Across the records that follow, determine how many lines contain "based" and give only the resulting number.

--- The input ---

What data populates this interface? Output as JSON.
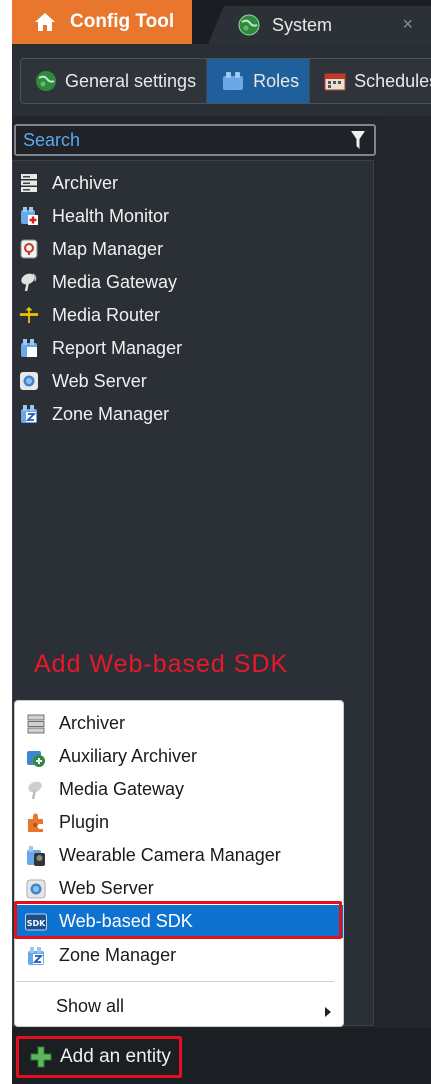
{
  "tabs": {
    "config_tool": "Config Tool",
    "system": "System",
    "close": "×"
  },
  "subtabs": [
    {
      "label": "General settings",
      "icon": "globe-icon"
    },
    {
      "label": "Roles",
      "icon": "roles-icon",
      "active": true
    },
    {
      "label": "Schedules",
      "icon": "calendar-icon"
    }
  ],
  "search": {
    "placeholder": "Search"
  },
  "roles": [
    {
      "label": "Archiver",
      "icon": "archiver-icon"
    },
    {
      "label": "Health Monitor",
      "icon": "health-monitor-icon"
    },
    {
      "label": "Map Manager",
      "icon": "map-manager-icon"
    },
    {
      "label": "Media Gateway",
      "icon": "media-gateway-icon"
    },
    {
      "label": "Media Router",
      "icon": "media-router-icon"
    },
    {
      "label": "Report Manager",
      "icon": "report-manager-icon"
    },
    {
      "label": "Web Server",
      "icon": "web-server-icon"
    },
    {
      "label": "Zone Manager",
      "icon": "zone-manager-icon"
    }
  ],
  "annotation": "Add Web-based SDK",
  "menu": {
    "items": [
      {
        "label": "Archiver",
        "icon": "archiver-icon"
      },
      {
        "label": "Auxiliary Archiver",
        "icon": "auxiliary-archiver-icon"
      },
      {
        "label": "Media Gateway",
        "icon": "media-gateway-icon"
      },
      {
        "label": "Plugin",
        "icon": "plugin-icon"
      },
      {
        "label": "Wearable Camera Manager",
        "icon": "wearable-camera-icon"
      },
      {
        "label": "Web Server",
        "icon": "web-server-icon"
      },
      {
        "label": "Web-based SDK",
        "icon": "sdk-icon",
        "selected": true
      },
      {
        "label": "Zone Manager",
        "icon": "zone-manager-icon"
      }
    ],
    "show_all": "Show all",
    "sdk_badge": "SDK"
  },
  "bottom": {
    "add_entity": "Add an entity"
  },
  "colors": {
    "accent_orange": "#e8762c",
    "selection_blue": "#0e73d0",
    "annotation_red": "#e0101e",
    "search_text_blue": "#59a9ef"
  }
}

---

» **Answer box**
2